* INSTRUCTIONS FOR THE TASK *
Identify every line in the records below that contains the word "this", and reproduce each one.

* RECORDS SHOWN *

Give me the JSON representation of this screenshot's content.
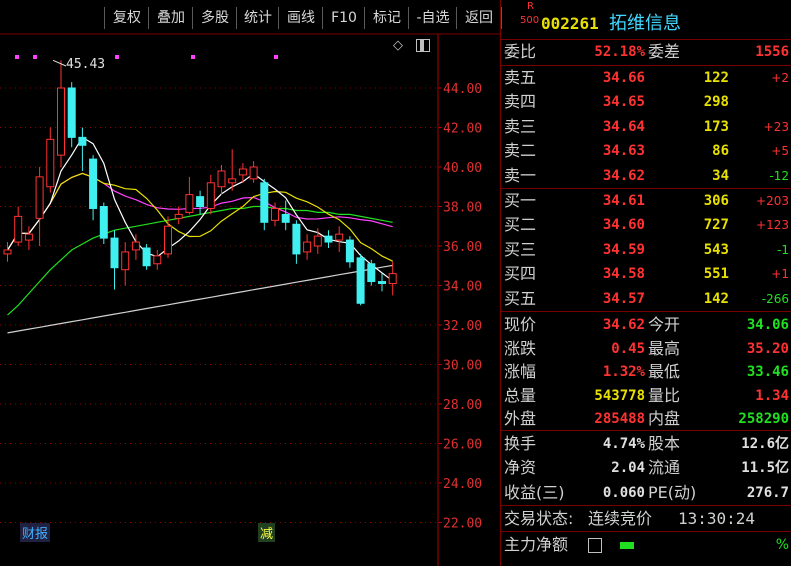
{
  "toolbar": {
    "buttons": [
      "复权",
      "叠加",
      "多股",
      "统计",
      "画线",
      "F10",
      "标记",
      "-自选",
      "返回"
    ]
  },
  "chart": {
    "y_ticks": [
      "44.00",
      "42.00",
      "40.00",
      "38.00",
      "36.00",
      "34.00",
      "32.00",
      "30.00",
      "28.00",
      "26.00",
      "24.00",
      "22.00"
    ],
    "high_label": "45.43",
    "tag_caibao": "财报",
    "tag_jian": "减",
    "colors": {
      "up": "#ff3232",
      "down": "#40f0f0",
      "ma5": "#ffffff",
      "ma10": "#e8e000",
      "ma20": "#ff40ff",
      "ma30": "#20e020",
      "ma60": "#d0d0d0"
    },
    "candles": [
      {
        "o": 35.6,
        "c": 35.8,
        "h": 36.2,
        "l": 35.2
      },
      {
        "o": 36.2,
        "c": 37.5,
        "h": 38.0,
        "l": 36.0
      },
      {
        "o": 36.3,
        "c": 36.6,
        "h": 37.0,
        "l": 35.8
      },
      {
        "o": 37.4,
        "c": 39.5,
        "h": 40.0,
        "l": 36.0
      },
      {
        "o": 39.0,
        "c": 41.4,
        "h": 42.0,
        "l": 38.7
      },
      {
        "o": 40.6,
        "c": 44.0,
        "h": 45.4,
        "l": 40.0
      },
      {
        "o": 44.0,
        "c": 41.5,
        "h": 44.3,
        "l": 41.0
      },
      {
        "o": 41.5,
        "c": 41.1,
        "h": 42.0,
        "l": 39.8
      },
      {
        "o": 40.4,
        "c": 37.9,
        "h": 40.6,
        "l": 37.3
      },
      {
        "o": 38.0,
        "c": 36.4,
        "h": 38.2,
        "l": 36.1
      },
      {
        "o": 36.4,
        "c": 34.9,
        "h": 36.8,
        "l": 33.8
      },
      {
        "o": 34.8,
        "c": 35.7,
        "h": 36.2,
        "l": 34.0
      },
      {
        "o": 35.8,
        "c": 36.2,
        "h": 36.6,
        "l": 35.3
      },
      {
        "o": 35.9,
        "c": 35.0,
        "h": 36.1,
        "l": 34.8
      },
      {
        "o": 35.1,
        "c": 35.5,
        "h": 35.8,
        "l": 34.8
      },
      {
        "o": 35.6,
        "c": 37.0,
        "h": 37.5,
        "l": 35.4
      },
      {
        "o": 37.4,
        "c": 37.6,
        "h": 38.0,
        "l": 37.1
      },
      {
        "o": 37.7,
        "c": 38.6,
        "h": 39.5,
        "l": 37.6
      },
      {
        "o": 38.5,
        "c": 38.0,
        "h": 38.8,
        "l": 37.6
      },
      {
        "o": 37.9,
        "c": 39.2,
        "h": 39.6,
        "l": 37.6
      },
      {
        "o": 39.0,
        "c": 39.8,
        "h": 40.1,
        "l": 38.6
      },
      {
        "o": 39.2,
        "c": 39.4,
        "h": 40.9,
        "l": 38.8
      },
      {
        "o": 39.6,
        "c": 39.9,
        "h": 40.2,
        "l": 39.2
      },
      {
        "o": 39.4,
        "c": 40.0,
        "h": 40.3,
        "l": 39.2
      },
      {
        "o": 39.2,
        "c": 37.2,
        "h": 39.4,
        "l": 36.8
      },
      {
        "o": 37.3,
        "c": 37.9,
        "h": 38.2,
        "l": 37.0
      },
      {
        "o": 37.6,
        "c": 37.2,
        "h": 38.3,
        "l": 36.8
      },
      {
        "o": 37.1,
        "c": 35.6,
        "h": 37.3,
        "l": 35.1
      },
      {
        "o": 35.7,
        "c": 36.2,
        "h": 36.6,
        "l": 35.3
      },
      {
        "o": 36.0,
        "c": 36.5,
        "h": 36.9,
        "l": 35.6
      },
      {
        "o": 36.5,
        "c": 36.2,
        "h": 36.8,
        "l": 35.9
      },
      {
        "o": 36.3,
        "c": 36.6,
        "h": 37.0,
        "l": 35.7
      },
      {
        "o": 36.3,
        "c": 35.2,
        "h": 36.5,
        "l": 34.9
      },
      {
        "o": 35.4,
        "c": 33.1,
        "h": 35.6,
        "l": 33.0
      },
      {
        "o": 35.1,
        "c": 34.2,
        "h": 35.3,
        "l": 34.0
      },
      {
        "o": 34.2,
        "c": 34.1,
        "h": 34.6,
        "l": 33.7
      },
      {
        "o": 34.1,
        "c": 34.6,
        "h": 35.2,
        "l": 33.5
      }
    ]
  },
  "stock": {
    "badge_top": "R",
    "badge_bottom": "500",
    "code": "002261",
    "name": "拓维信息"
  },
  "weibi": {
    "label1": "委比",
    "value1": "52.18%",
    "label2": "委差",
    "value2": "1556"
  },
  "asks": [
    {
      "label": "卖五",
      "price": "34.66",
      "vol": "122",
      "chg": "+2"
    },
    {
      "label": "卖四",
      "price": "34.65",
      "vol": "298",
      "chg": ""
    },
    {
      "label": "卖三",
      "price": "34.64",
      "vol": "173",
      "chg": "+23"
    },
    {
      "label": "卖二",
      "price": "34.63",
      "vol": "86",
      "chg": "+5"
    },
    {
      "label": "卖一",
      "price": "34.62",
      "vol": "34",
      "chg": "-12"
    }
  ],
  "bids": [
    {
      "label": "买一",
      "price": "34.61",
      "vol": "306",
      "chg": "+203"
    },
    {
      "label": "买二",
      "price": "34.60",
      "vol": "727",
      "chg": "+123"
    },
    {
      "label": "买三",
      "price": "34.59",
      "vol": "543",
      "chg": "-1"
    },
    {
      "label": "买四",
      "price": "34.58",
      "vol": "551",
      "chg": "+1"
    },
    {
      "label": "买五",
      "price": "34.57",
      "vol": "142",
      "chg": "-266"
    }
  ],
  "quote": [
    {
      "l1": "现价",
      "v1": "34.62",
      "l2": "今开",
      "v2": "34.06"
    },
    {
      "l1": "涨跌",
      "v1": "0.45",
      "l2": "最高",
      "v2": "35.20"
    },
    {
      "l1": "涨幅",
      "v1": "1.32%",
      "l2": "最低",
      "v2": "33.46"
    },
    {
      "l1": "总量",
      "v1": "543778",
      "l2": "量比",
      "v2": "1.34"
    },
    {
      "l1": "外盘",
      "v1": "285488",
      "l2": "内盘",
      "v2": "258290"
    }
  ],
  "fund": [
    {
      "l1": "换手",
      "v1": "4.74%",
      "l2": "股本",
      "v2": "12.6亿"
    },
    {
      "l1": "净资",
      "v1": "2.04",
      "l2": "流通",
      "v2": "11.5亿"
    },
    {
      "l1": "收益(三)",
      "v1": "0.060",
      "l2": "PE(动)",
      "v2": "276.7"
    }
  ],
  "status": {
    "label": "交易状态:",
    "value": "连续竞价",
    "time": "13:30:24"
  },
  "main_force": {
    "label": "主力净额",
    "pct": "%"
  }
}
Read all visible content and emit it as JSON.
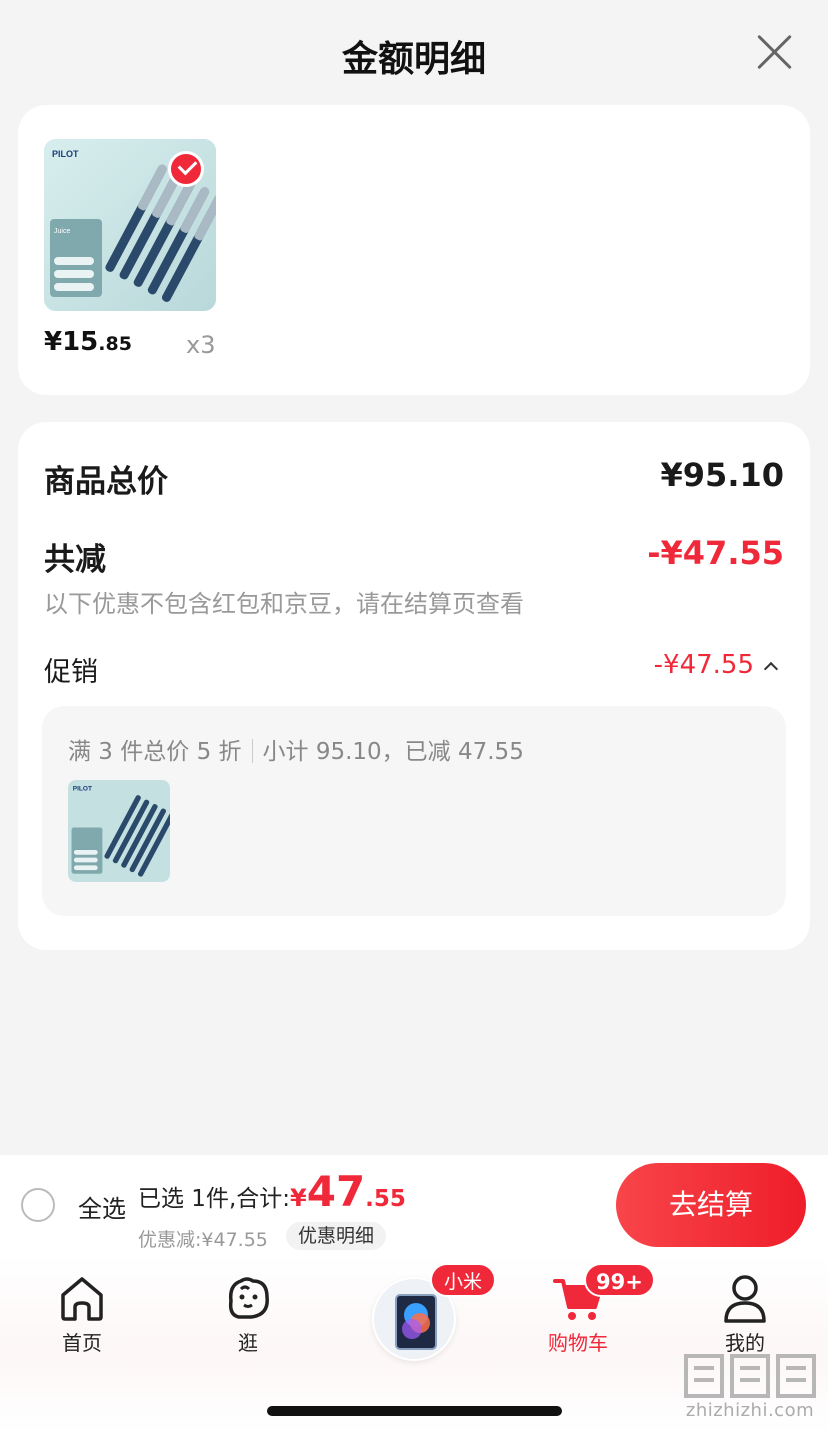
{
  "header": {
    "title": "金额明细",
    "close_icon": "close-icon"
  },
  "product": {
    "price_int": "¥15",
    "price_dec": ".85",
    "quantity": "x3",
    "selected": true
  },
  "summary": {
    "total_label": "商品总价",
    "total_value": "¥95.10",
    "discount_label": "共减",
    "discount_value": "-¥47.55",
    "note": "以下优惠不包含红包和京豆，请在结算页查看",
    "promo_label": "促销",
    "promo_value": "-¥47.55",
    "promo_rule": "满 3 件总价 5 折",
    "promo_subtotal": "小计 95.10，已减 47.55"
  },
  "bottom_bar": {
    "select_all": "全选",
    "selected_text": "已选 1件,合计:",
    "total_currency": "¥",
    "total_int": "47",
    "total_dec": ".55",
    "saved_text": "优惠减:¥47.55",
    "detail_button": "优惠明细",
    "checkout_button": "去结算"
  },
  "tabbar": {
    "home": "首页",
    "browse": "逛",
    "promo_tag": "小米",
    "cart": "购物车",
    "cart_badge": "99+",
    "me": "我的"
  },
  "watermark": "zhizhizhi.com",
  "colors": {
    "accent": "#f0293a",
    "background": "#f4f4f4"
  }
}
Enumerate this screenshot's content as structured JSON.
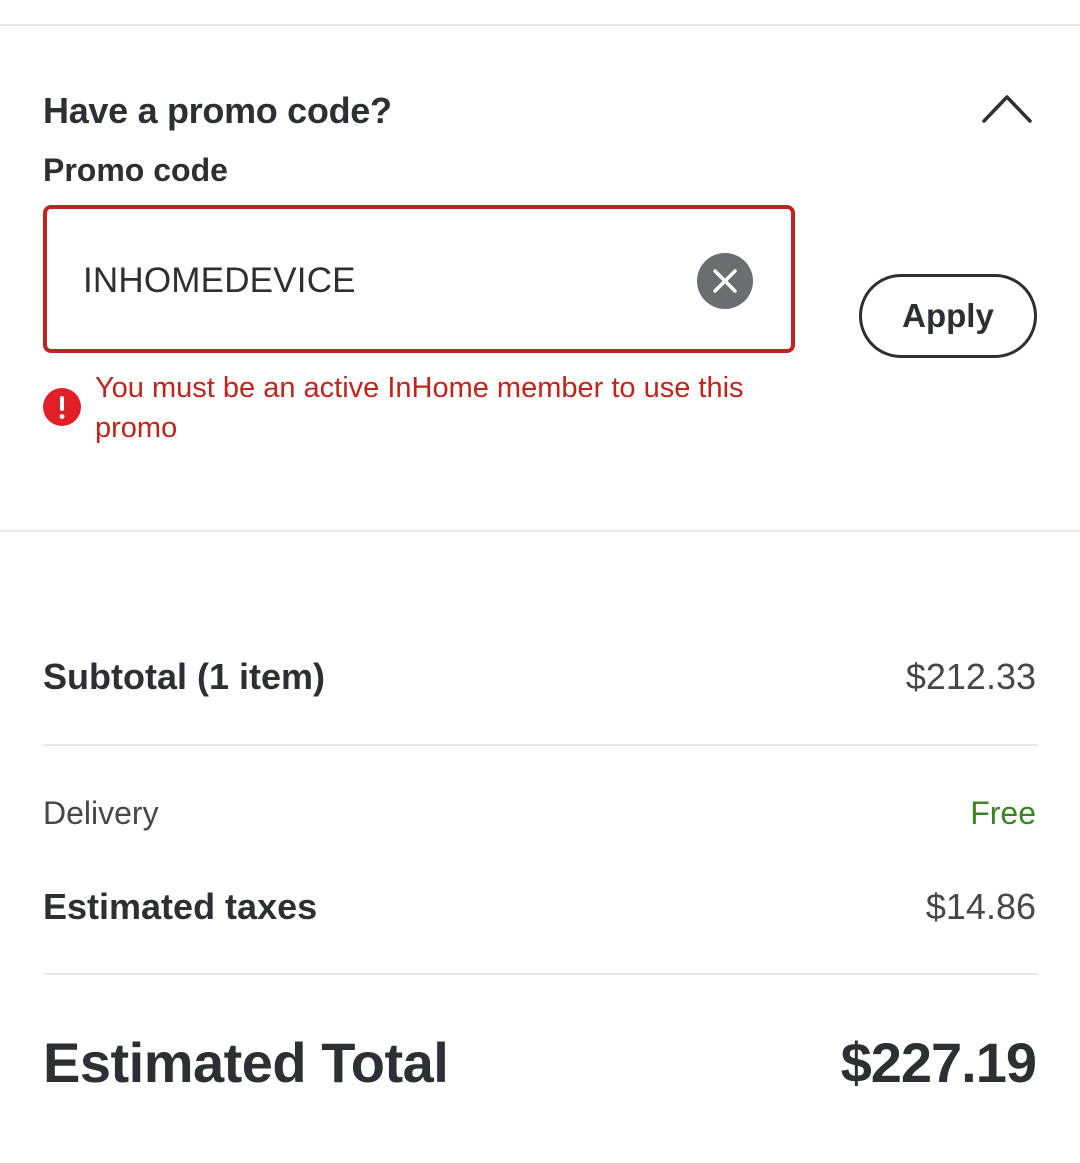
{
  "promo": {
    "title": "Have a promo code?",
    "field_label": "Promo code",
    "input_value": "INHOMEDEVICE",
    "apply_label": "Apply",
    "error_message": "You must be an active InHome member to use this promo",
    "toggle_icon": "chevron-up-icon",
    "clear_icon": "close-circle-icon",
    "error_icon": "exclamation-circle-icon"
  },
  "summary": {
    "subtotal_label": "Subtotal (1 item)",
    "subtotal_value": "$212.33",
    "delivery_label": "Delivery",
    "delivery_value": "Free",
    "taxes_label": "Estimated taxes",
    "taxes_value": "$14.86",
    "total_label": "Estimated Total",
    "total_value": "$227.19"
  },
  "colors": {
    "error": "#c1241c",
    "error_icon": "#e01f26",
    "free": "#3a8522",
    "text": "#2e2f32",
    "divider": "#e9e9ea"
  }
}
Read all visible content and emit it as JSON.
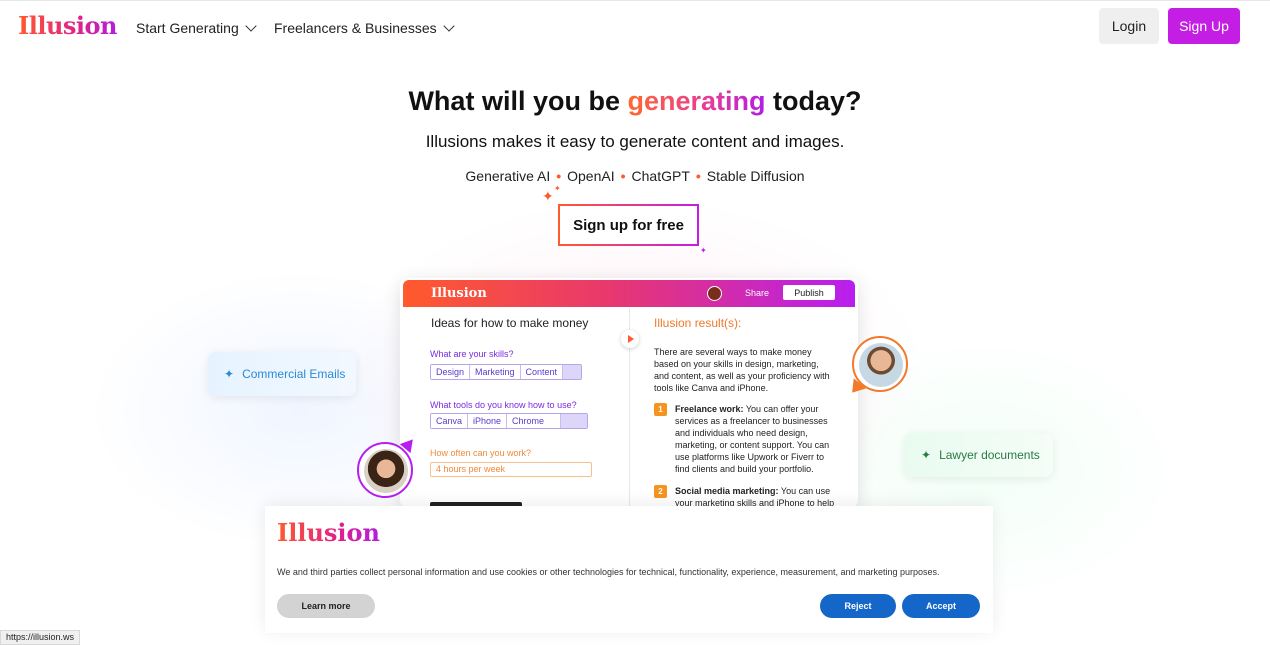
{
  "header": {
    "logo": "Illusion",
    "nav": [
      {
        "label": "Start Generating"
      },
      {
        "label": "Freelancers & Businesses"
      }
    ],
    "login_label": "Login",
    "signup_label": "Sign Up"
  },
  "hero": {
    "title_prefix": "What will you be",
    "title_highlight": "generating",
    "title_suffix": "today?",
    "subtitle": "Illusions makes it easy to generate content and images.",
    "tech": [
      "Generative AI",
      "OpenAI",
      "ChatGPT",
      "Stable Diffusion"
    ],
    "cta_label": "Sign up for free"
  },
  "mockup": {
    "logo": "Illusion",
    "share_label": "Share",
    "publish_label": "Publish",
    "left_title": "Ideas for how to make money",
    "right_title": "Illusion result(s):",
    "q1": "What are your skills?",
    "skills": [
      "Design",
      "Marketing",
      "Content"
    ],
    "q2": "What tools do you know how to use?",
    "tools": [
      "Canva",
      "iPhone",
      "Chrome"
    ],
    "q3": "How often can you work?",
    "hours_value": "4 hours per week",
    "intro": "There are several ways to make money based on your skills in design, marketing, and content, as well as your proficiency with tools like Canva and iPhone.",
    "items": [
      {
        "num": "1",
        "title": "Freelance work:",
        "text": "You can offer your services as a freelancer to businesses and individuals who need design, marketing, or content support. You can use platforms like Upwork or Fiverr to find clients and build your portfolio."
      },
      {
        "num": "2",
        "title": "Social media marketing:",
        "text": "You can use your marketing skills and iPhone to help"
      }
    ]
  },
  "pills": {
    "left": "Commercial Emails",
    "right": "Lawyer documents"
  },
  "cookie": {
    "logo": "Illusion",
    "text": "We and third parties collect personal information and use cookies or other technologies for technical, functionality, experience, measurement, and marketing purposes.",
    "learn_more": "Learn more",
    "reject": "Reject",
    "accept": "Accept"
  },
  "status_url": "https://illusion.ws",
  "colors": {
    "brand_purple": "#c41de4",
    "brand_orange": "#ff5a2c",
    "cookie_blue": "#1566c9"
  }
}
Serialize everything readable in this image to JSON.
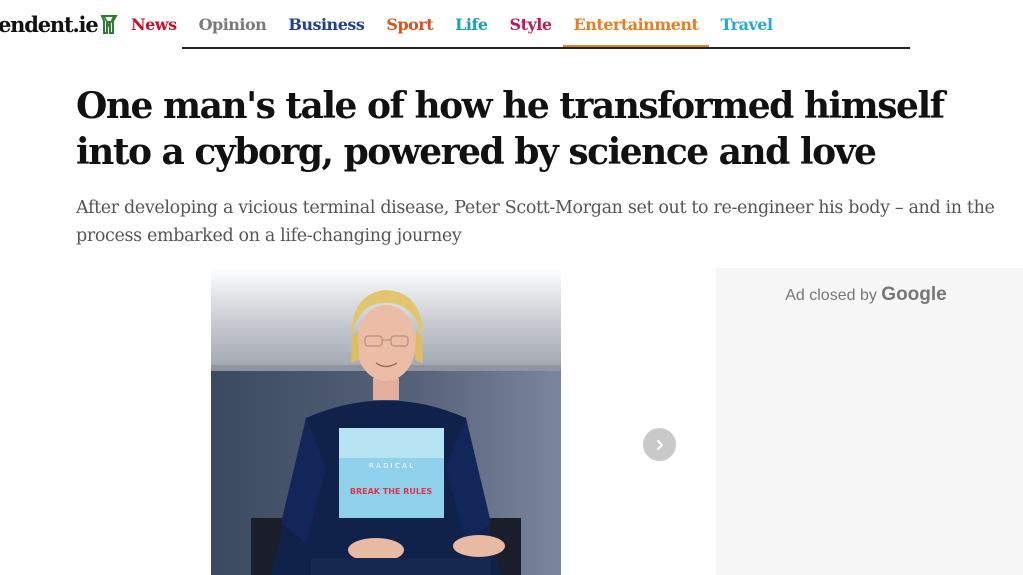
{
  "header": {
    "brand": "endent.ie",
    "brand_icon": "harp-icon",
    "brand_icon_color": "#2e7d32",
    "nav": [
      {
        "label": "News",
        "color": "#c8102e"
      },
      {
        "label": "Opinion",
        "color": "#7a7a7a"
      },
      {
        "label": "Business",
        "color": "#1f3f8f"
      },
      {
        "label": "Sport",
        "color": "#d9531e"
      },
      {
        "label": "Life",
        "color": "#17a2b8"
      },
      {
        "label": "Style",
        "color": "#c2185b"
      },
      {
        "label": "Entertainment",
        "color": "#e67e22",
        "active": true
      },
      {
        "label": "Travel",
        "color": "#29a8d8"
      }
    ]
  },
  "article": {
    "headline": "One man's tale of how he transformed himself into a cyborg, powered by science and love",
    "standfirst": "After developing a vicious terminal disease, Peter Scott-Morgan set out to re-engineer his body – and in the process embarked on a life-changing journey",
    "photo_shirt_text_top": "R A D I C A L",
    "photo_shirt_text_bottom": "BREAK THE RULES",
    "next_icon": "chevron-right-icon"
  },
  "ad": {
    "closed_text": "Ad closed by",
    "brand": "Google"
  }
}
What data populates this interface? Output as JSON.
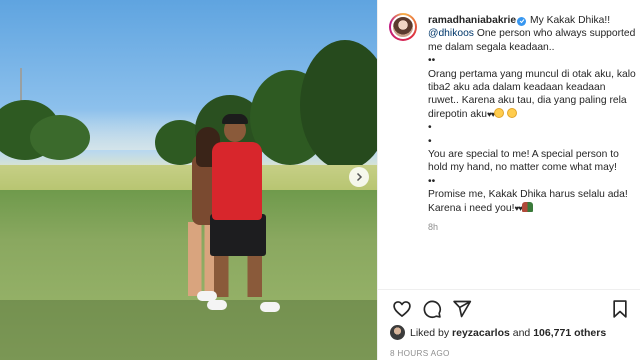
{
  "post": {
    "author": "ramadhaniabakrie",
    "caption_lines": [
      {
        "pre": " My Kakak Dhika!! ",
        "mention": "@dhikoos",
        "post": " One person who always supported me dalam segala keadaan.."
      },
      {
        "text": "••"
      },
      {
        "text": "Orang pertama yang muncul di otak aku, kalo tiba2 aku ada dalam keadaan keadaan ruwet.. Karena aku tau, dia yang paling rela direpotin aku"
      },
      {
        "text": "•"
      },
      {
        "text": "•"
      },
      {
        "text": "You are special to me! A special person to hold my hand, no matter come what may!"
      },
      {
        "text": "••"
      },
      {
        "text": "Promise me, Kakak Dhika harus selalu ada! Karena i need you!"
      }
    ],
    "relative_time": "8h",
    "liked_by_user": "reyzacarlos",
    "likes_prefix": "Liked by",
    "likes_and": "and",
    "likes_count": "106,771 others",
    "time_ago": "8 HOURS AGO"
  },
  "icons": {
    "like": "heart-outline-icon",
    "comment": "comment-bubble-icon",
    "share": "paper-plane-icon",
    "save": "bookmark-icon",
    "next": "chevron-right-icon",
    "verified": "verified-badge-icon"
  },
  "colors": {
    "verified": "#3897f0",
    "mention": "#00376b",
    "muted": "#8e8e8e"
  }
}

* PROBLEM SOLUTION *
Give me the JSON representation of this screenshot's content.
Enumerate this screenshot's content as structured JSON.
    "error_message": "You must be an active InHome member to use this promo",
Serialize everything readable in this image to JSON.
What data populates this interface? Output as JSON.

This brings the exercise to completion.